Assignment -
Extract every line from the records below that contains the word "title".

Record extracts -
· · · · ·
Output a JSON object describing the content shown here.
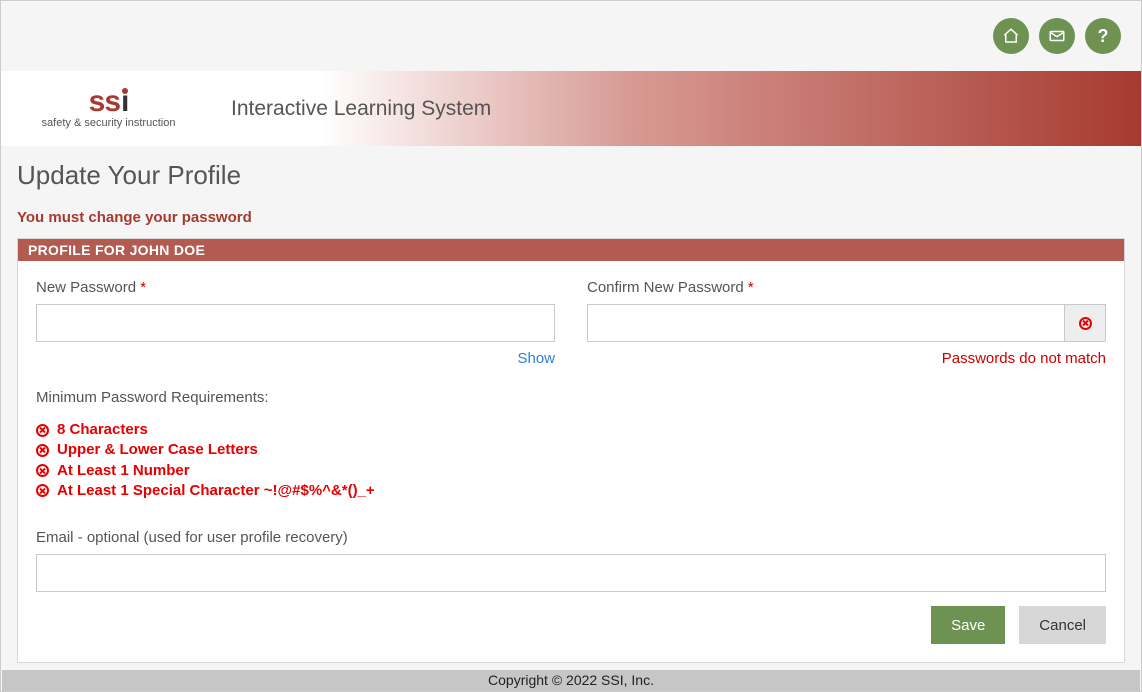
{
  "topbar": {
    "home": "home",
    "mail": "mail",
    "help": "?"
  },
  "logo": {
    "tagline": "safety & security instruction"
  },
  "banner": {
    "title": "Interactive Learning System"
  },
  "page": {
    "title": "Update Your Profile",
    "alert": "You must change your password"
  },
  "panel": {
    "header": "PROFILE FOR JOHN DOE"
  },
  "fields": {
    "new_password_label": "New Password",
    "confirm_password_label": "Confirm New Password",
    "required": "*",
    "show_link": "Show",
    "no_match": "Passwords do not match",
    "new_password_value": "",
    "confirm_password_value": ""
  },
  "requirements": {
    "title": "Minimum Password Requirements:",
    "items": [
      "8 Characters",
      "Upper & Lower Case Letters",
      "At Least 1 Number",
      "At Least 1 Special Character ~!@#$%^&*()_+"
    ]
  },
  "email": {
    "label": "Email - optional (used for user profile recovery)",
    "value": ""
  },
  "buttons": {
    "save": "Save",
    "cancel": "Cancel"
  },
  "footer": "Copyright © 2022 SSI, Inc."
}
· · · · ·
Solution to the problem -
    "title": "Interactive Learning System"
    "title": "Update Your Profile",
    "title": "Minimum Password Requirements:",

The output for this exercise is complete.